Herrndorf may not have put it the same way as Znaimer, but he certainly saw TV as an instrument to be played… and played well. He hired managers who were capable of implementing that vision, and they in turn empowered their employees to take creative chances and push the envelope in different ways.

Soon enough, I found myself – in my mid-20s and less than two years out of journalism school – producing half-hour documentaries, among other challenging and rewarding content, and working with creative professionals who were tremendous colleagues and inspiring teachers.

Spend enough time in the TV journalism biz and you will almost certainly run into managers of the other kind, those with little experience in – or appreciation for – journalism, or blinkered by some political ideology or another, or lacking a real sense of what makes TV journalism that sings: Telling stories with pictures and sound; Conveying emotional, along with factual, truths; Creating a sense of “you-are-there”ness that TV does better than any other media.

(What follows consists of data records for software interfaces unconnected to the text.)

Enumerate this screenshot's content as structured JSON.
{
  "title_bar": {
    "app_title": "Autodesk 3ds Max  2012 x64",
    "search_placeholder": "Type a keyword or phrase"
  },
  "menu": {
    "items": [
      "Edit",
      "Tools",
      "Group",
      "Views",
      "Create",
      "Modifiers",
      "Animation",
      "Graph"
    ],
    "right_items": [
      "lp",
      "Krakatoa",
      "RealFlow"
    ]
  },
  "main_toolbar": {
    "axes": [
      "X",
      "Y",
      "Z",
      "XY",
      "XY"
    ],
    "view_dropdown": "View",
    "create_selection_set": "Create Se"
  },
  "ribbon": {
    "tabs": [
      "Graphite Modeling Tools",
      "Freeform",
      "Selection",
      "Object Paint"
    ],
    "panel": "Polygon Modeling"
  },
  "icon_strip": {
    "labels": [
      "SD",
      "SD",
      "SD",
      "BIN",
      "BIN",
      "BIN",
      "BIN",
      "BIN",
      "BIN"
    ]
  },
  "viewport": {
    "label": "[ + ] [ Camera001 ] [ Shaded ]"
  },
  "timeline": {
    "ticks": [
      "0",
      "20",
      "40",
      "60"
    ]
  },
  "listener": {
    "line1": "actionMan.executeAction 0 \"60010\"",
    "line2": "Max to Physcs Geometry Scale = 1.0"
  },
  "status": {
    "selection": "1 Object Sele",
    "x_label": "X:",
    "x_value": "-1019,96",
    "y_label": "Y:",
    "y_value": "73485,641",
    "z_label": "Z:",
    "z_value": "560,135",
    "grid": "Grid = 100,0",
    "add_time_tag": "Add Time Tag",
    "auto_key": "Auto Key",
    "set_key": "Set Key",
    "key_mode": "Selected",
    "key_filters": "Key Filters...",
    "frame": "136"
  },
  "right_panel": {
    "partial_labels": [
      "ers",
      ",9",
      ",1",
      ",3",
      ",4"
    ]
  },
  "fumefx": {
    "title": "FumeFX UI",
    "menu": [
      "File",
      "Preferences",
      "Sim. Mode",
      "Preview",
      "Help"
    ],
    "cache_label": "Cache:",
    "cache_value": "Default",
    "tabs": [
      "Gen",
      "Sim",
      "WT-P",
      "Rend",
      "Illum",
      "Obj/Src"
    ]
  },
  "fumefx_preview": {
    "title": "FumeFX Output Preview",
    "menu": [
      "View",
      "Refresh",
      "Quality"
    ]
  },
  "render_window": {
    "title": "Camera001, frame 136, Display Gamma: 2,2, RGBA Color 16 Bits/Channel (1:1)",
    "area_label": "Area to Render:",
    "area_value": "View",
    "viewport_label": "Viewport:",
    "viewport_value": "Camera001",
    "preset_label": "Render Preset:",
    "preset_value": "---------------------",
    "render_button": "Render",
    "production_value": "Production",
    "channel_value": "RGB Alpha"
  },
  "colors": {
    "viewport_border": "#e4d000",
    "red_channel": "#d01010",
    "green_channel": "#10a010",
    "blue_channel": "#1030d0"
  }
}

As it is out there in the real world, so it goes within the nurturing confines of journalism school, one of which I attended almost two decades back. My decision to pursue a career in broadcast journalism – a choice that altered the course of my adult working life so far – can be traced back to a small handful of persuasive and talented profs, all of them firmly in the “instrument-to-be-played” school of thought.

I recently returned to the very same journalism school from which I graduated, this time as a contract instructor, conscripted to teach an introduction to television journalism class to third-year undergrads.

At the beginning of the first class, I read my students the Moses Znaimer quote. After explaining who Znaimer was (not the first time, I expect, that teaching undergrads will make me feel very, very old), I told them I hoped they would take to heart his pretentiously worded, mixed metaphor of a message about the craft of television.

I hope each of my students walks away from the course with an appreciation for the vast possibilities of the instrument, a good ability to play it, and a great ambition to do so.

Alan Echenberg is a long-time television producer, who served as the Ottawa bureau chief for TVO for many years and now works for CPAC. He graduated with an MJ from Carleton in the early nineties and has returned to Carleton to teach for the first time this fall.